  9. Having bullion is like always having a winning lottery ticket in your pocket just before you redeem it for your winnings. It is pure possibility, a spring in your step, and a smile on your face, and the knowledge that you alone possess this small treasure upon which nobody can lay a claim. It's tangible, and its yours, and for someone to take it from you they would literally have to fight you to take it from your hands. Women will come and go, the stars will twirl around in their heavens, empires will rise and fall, but that bit of gold and silver will be as wonderful as the day you found it - forever a promise of a warm bowl of soup, or some shoes, or anything else your wistful mind might dream of.

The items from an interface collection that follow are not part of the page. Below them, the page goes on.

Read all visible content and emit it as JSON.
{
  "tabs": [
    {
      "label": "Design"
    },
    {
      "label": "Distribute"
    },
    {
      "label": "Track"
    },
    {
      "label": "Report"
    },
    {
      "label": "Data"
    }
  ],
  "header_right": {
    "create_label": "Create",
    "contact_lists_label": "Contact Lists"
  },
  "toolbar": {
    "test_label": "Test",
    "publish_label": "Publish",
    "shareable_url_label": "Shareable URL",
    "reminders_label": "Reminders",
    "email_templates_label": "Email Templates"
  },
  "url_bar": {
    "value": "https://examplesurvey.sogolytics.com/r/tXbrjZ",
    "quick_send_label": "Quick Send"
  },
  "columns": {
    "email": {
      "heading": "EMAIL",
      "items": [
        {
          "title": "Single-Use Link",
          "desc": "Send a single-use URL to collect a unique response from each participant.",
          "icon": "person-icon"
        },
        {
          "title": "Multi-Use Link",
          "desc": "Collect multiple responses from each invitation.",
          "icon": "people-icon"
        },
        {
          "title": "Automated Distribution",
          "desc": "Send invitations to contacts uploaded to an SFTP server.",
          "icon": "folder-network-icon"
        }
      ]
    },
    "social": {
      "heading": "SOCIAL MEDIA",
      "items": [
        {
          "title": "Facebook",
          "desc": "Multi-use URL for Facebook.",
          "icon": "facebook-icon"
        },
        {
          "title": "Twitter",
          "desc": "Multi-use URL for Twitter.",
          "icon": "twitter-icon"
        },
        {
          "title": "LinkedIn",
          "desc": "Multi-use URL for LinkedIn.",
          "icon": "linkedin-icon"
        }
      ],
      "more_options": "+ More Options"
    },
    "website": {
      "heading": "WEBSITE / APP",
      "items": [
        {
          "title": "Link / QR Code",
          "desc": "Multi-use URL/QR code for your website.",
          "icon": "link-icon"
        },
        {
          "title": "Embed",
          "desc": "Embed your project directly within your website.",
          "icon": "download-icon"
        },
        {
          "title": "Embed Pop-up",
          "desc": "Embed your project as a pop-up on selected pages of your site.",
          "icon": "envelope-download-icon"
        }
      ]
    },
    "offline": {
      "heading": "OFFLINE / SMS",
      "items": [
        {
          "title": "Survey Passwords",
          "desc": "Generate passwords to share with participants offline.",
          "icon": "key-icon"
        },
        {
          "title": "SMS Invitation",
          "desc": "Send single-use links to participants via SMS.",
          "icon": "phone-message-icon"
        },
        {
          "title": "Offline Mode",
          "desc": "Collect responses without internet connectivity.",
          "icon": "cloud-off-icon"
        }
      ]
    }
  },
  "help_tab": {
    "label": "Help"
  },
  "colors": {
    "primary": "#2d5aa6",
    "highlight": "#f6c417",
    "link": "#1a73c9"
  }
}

  10. I would say the question shouldn't be how much of your savings should be in PM, but, rather, how much of your CASH should be in PM. Most of your savings is going to be in investments that pay a return, either interest or dividends, probably. Cash, on the other hand, basically just sits there losing money vs inflation unless you're rolling it over in short term debt, so it makes sense to keep a good portion of your cash in precious metals at near spot. You have to factor in the transaction fee, of course, and keep in mind that you can't liquidate large amounts of bullion at once without losing money vs. spot, but at least you're not in paper. Of course you have to have a certain amount of cash, including emergency funds, etc, in any case, paper is the legal tender. Most of the people on this forum, btw, aren't bullion investors, and are not actually investing in silver and gold, most of them are investing in collectibles which is a different kind of investment than pure bullion investing.
  11. Not what you asked for, but my advice is buy silver at near spot that doesn't need an plastic capsules Stack it high!
  12. The United States had a city (Philadelphia I think ?) that passed a law last week requiring businesses to accept cash, said it was an issue of fairness to the poor many of whom don't have access to Credit Cards which are the predominate form of cashless money in the U.S. I don't have a link to the article as I just read it in passing.
  13. Silver prices brought me back :D It's time to start watching close again, I think.
  14. Thank you for the feedback EllenD, glad you found it! That's how I felt when I found the book decades ago.